> [Extracted information]:
───

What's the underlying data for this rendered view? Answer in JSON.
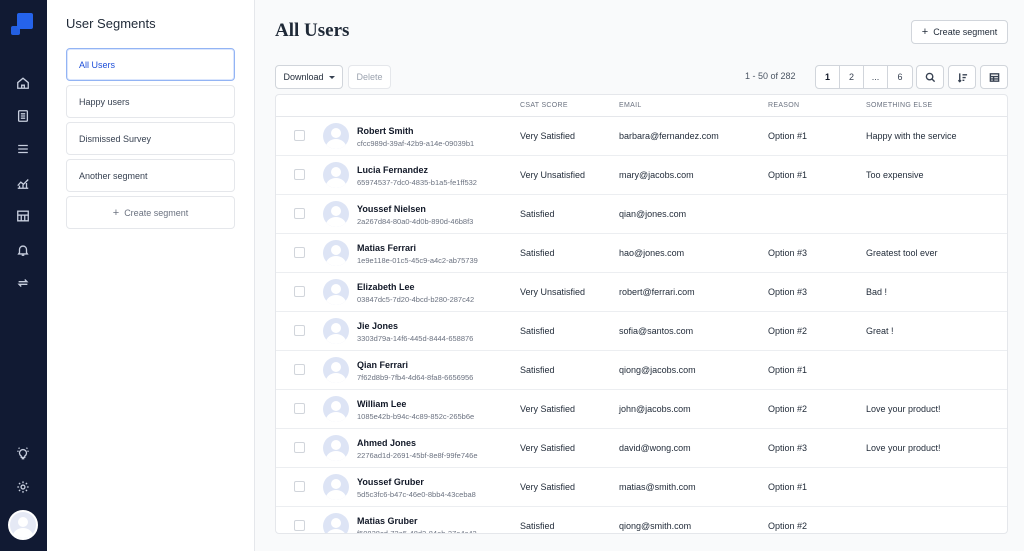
{
  "sidebar": {
    "icons": [
      "home-icon",
      "document-icon",
      "list-icon",
      "analytics-icon",
      "segments-icon",
      "bell-icon",
      "sync-icon",
      "lightbulb-icon",
      "gear-icon"
    ]
  },
  "segments": {
    "title": "User Segments",
    "items": [
      {
        "label": "All Users",
        "active": true
      },
      {
        "label": "Happy users",
        "active": false
      },
      {
        "label": "Dismissed Survey",
        "active": false
      },
      {
        "label": "Another segment",
        "active": false
      }
    ],
    "create_label": "Create segment"
  },
  "header": {
    "title": "All Users",
    "create_label": "Create segment"
  },
  "toolbar": {
    "download_label": "Download",
    "delete_label": "Delete",
    "range_label": "1 - 50 of 282",
    "pages": [
      "1",
      "2",
      "...",
      "6"
    ],
    "current_page": "1"
  },
  "table": {
    "columns": {
      "csat": "CSAT SCORE",
      "email": "EMAIL",
      "reason": "REASON",
      "else": "SOMETHING ELSE"
    },
    "rows": [
      {
        "name": "Robert Smith",
        "id": "cfcc989d-39af-42b9-a14e-09039b1",
        "csat": "Very Satisfied",
        "email": "barbara@fernandez.com",
        "reason": "Option #1",
        "else": "Happy with the service"
      },
      {
        "name": "Lucia Fernandez",
        "id": "65974537-7dc0-4835-b1a5-fe1ff532",
        "csat": "Very Unsatisfied",
        "email": "mary@jacobs.com",
        "reason": "Option #1",
        "else": "Too expensive"
      },
      {
        "name": "Youssef Nielsen",
        "id": "2a267d84-80a0-4d0b-890d-46b8f3",
        "csat": "Satisfied",
        "email": "qian@jones.com",
        "reason": "",
        "else": ""
      },
      {
        "name": "Matias Ferrari",
        "id": "1e9e118e-01c5-45c9-a4c2-ab75739",
        "csat": "Satisfied",
        "email": "hao@jones.com",
        "reason": "Option #3",
        "else": "Greatest tool ever"
      },
      {
        "name": "Elizabeth Lee",
        "id": "03847dc5-7d20-4bcd-b280-287c42",
        "csat": "Very Unsatisfied",
        "email": "robert@ferrari.com",
        "reason": "Option #3",
        "else": "Bad !"
      },
      {
        "name": "Jie Jones",
        "id": "3303d79a-14f6-445d-8444-658876",
        "csat": "Satisfied",
        "email": "sofia@santos.com",
        "reason": "Option #2",
        "else": "Great !"
      },
      {
        "name": "Qian Ferrari",
        "id": "7f62d8b9-7fb4-4d64-8fa8-6656956",
        "csat": "Satisfied",
        "email": "qiong@jacobs.com",
        "reason": "Option #1",
        "else": ""
      },
      {
        "name": "William Lee",
        "id": "1085e42b-b94c-4c89-852c-265b6e",
        "csat": "Very Satisfied",
        "email": "john@jacobs.com",
        "reason": "Option #2",
        "else": "Love your product!"
      },
      {
        "name": "Ahmed Jones",
        "id": "2276ad1d-2691-45bf-8e8f-99fe746e",
        "csat": "Very Satisfied",
        "email": "david@wong.com",
        "reason": "Option #3",
        "else": "Love your product!"
      },
      {
        "name": "Youssef Gruber",
        "id": "5d5c3fc6-b47c-46e0-8bb4-43ceba8",
        "csat": "Very Satisfied",
        "email": "matias@smith.com",
        "reason": "Option #1",
        "else": ""
      },
      {
        "name": "Matias Gruber",
        "id": "f50828cd-72a5-48d2-84ab-27a4c42",
        "csat": "Satisfied",
        "email": "qiong@smith.com",
        "reason": "Option #2",
        "else": ""
      }
    ]
  },
  "colors": {
    "rail": "#111a33",
    "accent": "#2563eb"
  }
}
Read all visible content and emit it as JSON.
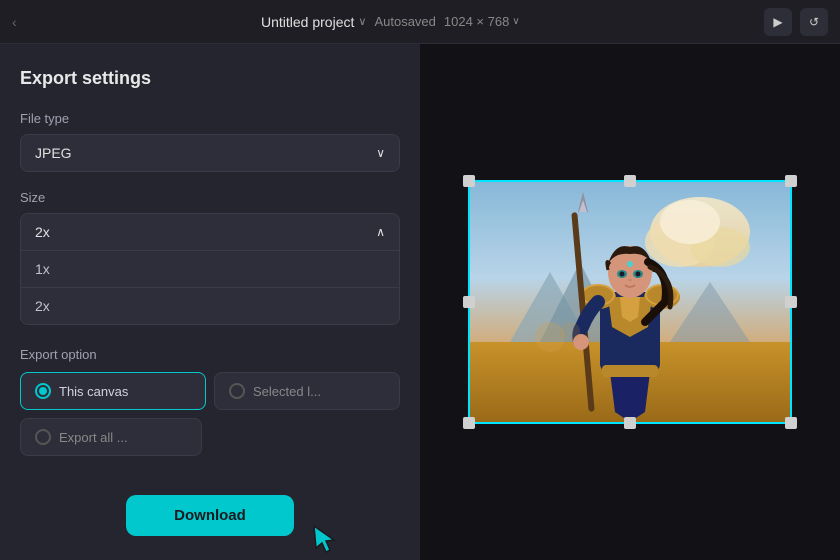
{
  "topbar": {
    "back_chevron": "‹",
    "project_name": "Untitled project",
    "project_chevron": "∨",
    "autosaved": "Autosaved",
    "canvas_size": "1024 × 768",
    "canvas_size_chevron": "∨"
  },
  "panel": {
    "title": "Export settings",
    "file_type_label": "File type",
    "file_type_value": "JPEG",
    "size_label": "Size",
    "size_value": "2x",
    "size_options": [
      {
        "label": "1x"
      },
      {
        "label": "2x"
      }
    ],
    "export_option_label": "Export option",
    "option_canvas": "This canvas",
    "option_selected": "Selected l...",
    "option_export_all": "Export all ..."
  },
  "download_btn": {
    "label": "Download"
  },
  "icons": {
    "chevron_down": "∨",
    "chevron_up": "∧",
    "radio_checked": "●",
    "play": "▶",
    "rotate": "↺"
  }
}
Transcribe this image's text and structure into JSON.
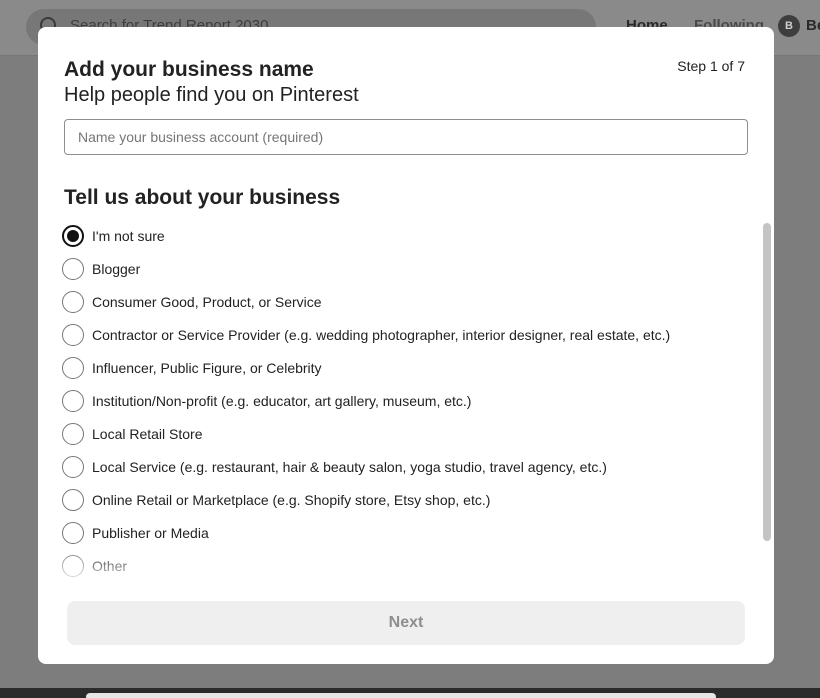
{
  "background": {
    "search": {
      "placeholder": "Search for Trend Report 2030"
    },
    "nav": {
      "home": "Home",
      "following": "Following"
    },
    "avatar_initial": "B",
    "user_name_partial": "Be"
  },
  "modal": {
    "title": "Add your business name",
    "subtitle": "Help people find you on Pinterest",
    "step": "Step 1 of 7",
    "name_input": {
      "value": "",
      "placeholder": "Name your business account (required)"
    },
    "section_title": "Tell us about your business",
    "options": [
      {
        "label": "I'm not sure",
        "checked": true
      },
      {
        "label": "Blogger",
        "checked": false
      },
      {
        "label": "Consumer Good, Product, or Service",
        "checked": false
      },
      {
        "label": "Contractor or Service Provider (e.g. wedding photographer, interior designer, real estate, etc.)",
        "checked": false
      },
      {
        "label": "Influencer, Public Figure, or Celebrity",
        "checked": false
      },
      {
        "label": "Institution/Non-profit (e.g. educator, art gallery, museum, etc.)",
        "checked": false
      },
      {
        "label": "Local Retail Store",
        "checked": false
      },
      {
        "label": "Local Service (e.g. restaurant, hair & beauty salon, yoga studio, travel agency, etc.)",
        "checked": false
      },
      {
        "label": "Online Retail or Marketplace (e.g. Shopify store, Etsy shop, etc.)",
        "checked": false
      },
      {
        "label": "Publisher or Media",
        "checked": false
      },
      {
        "label": "Other",
        "checked": false
      }
    ],
    "next_label": "Next"
  },
  "colors": {
    "overlay": "#7d7d7d",
    "modal_bg": "#ffffff",
    "text": "#222222",
    "radio_checked": "#111111",
    "button_disabled_bg": "#efefef",
    "button_disabled_text": "#8e8e8e"
  }
}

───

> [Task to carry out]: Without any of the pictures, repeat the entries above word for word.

> [Task answer]:
What's the underlying data for this rendered view? Answer in JSON.
{
  "sidebar": {
    "icons": [
      "home-icon",
      "document-icon",
      "list-icon",
      "analytics-icon",
      "segments-icon",
      "bell-icon",
      "sync-icon",
      "lightbulb-icon",
      "gear-icon"
    ]
  },
  "segments": {
    "title": "User Segments",
    "items": [
      {
        "label": "All Users",
        "active": true
      },
      {
        "label": "Happy users",
        "active": false
      },
      {
        "label": "Dismissed Survey",
        "active": false
      },
      {
        "label": "Another segment",
        "active": false
      }
    ],
    "create_label": "Create segment"
  },
  "header": {
    "title": "All Users",
    "create_label": "Create segment"
  },
  "toolbar": {
    "download_label": "Download",
    "delete_label": "Delete",
    "range_label": "1 - 50 of 282",
    "pages": [
      "1",
      "2",
      "...",
      "6"
    ],
    "current_page": "1"
  },
  "table": {
    "columns": {
      "csat": "CSAT SCORE",
      "email": "EMAIL",
      "reason": "REASON",
      "else": "SOMETHING ELSE"
    },
    "rows": [
      {
        "name": "Robert Smith",
        "id": "cfcc989d-39af-42b9-a14e-09039b1",
        "csat": "Very Satisfied",
        "email": "barbara@fernandez.com",
        "reason": "Option #1",
        "else": "Happy with the service"
      },
      {
        "name": "Lucia Fernandez",
        "id": "65974537-7dc0-4835-b1a5-fe1ff532",
        "csat": "Very Unsatisfied",
        "email": "mary@jacobs.com",
        "reason": "Option #1",
        "else": "Too expensive"
      },
      {
        "name": "Youssef Nielsen",
        "id": "2a267d84-80a0-4d0b-890d-46b8f3",
        "csat": "Satisfied",
        "email": "qian@jones.com",
        "reason": "",
        "else": ""
      },
      {
        "name": "Matias Ferrari",
        "id": "1e9e118e-01c5-45c9-a4c2-ab75739",
        "csat": "Satisfied",
        "email": "hao@jones.com",
        "reason": "Option #3",
        "else": "Greatest tool ever"
      },
      {
        "name": "Elizabeth Lee",
        "id": "03847dc5-7d20-4bcd-b280-287c42",
        "csat": "Very Unsatisfied",
        "email": "robert@ferrari.com",
        "reason": "Option #3",
        "else": "Bad !"
      },
      {
        "name": "Jie Jones",
        "id": "3303d79a-14f6-445d-8444-658876",
        "csat": "Satisfied",
        "email": "sofia@santos.com",
        "reason": "Option #2",
        "else": "Great !"
      },
      {
        "name": "Qian Ferrari",
        "id": "7f62d8b9-7fb4-4d64-8fa8-6656956",
        "csat": "Satisfied",
        "email": "qiong@jacobs.com",
        "reason": "Option #1",
        "else": ""
      },
      {
        "name": "William Lee",
        "id": "1085e42b-b94c-4c89-852c-265b6e",
        "csat": "Very Satisfied",
        "email": "john@jacobs.com",
        "reason": "Option #2",
        "else": "Love your product!"
      },
      {
        "name": "Ahmed Jones",
        "id": "2276ad1d-2691-45bf-8e8f-99fe746e",
        "csat": "Very Satisfied",
        "email": "david@wong.com",
        "reason": "Option #3",
        "else": "Love your product!"
      },
      {
        "name": "Youssef Gruber",
        "id": "5d5c3fc6-b47c-46e0-8bb4-43ceba8",
        "csat": "Very Satisfied",
        "email": "matias@smith.com",
        "reason": "Option #1",
        "else": ""
      },
      {
        "name": "Matias Gruber",
        "id": "f50828cd-72a5-48d2-84ab-27a4c42",
        "csat": "Satisfied",
        "email": "qiong@smith.com",
        "reason": "Option #2",
        "else": ""
      }
    ]
  },
  "colors": {
    "rail": "#111a33",
    "accent": "#2563eb"
  }
}
Read all visible content and emit it as JSON.
{
  "topbar": {
    "back_chevron": "‹",
    "project_name": "Untitled project",
    "project_chevron": "∨",
    "autosaved": "Autosaved",
    "canvas_size": "1024 × 768",
    "canvas_size_chevron": "∨"
  },
  "panel": {
    "title": "Export settings",
    "file_type_label": "File type",
    "file_type_value": "JPEG",
    "size_label": "Size",
    "size_value": "2x",
    "size_options": [
      {
        "label": "1x"
      },
      {
        "label": "2x"
      }
    ],
    "export_option_label": "Export option",
    "option_canvas": "This canvas",
    "option_selected": "Selected l...",
    "option_export_all": "Export all ..."
  },
  "download_btn": {
    "label": "Download"
  },
  "icons": {
    "chevron_down": "∨",
    "chevron_up": "∧",
    "radio_checked": "●",
    "play": "▶",
    "rotate": "↺"
  }
}
Transcribe this image's text and structure into JSON.
{
  "background": {
    "search": {
      "placeholder": "Search for Trend Report 2030"
    },
    "nav": {
      "home": "Home",
      "following": "Following"
    },
    "avatar_initial": "B",
    "user_name_partial": "Be"
  },
  "modal": {
    "title": "Add your business name",
    "subtitle": "Help people find you on Pinterest",
    "step": "Step 1 of 7",
    "name_input": {
      "value": "",
      "placeholder": "Name your business account (required)"
    },
    "section_title": "Tell us about your business",
    "options": [
      {
        "label": "I'm not sure",
        "checked": true
      },
      {
        "label": "Blogger",
        "checked": false
      },
      {
        "label": "Consumer Good, Product, or Service",
        "checked": false
      },
      {
        "label": "Contractor or Service Provider (e.g. wedding photographer, interior designer, real estate, etc.)",
        "checked": false
      },
      {
        "label": "Influencer, Public Figure, or Celebrity",
        "checked": false
      },
      {
        "label": "Institution/Non-profit (e.g. educator, art gallery, museum, etc.)",
        "checked": false
      },
      {
        "label": "Local Retail Store",
        "checked": false
      },
      {
        "label": "Local Service (e.g. restaurant, hair & beauty salon, yoga studio, travel agency, etc.)",
        "checked": false
      },
      {
        "label": "Online Retail or Marketplace (e.g. Shopify store, Etsy shop, etc.)",
        "checked": false
      },
      {
        "label": "Publisher or Media",
        "checked": false
      },
      {
        "label": "Other",
        "checked": false
      }
    ],
    "next_label": "Next"
  },
  "colors": {
    "overlay": "#7d7d7d",
    "modal_bg": "#ffffff",
    "text": "#222222",
    "radio_checked": "#111111",
    "button_disabled_bg": "#efefef",
    "button_disabled_text": "#8e8e8e"
  }
}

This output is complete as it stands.